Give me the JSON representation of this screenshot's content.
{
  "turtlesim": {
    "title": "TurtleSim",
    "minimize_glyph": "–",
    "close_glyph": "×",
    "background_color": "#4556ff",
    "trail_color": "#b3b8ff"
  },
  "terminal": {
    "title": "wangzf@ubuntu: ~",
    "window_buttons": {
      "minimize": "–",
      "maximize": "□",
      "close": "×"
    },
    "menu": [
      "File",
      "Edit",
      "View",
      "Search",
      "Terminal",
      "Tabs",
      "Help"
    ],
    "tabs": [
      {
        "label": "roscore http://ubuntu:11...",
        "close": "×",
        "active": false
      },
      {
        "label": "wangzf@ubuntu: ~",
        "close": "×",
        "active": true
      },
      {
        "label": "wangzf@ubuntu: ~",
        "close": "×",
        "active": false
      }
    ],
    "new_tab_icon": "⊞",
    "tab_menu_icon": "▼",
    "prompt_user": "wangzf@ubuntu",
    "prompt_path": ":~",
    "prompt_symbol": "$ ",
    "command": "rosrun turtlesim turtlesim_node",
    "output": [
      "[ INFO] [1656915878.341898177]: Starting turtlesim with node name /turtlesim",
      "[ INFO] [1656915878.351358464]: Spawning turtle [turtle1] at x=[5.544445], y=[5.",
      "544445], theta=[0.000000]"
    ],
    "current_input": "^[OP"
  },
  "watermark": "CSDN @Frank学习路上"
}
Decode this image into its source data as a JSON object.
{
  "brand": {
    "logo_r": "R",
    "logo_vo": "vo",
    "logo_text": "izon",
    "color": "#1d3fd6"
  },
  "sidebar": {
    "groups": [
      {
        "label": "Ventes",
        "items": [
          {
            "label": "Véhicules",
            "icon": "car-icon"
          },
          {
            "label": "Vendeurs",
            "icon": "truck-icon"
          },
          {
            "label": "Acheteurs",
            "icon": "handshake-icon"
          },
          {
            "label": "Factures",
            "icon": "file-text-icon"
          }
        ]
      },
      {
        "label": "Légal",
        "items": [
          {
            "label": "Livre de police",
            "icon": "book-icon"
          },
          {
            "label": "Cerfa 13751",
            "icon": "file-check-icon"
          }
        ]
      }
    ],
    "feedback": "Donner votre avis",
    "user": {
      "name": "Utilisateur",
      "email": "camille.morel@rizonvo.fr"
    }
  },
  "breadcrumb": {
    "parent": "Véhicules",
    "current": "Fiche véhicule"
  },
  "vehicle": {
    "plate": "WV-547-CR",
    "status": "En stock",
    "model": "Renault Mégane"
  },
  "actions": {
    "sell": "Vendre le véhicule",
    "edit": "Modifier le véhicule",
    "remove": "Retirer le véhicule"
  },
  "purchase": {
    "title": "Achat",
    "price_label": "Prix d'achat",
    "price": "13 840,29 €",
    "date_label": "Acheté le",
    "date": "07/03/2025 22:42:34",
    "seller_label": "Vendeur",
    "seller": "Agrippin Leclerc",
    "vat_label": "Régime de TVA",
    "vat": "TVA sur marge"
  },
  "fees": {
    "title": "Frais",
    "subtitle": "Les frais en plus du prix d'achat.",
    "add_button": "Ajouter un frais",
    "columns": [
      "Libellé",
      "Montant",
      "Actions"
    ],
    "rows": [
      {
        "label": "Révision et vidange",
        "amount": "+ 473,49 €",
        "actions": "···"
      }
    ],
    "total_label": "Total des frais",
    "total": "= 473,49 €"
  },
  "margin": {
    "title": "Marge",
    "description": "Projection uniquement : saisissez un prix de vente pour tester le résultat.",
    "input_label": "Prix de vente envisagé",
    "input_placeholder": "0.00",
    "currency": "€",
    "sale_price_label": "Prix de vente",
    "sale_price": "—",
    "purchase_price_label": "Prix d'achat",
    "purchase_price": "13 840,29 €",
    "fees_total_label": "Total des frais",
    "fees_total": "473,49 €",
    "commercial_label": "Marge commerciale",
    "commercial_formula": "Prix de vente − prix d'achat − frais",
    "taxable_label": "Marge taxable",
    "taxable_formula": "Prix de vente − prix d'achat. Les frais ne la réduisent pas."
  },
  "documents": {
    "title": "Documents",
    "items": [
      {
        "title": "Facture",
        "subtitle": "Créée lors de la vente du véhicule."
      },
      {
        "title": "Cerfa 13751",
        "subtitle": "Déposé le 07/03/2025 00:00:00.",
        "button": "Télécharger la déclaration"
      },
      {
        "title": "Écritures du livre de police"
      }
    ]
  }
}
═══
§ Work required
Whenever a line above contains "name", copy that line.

§ Response for this exercise
      "[ INFO] [1656915878.341898177]: Starting turtlesim with node name /turtlesim",
      "name": "Utilisateur",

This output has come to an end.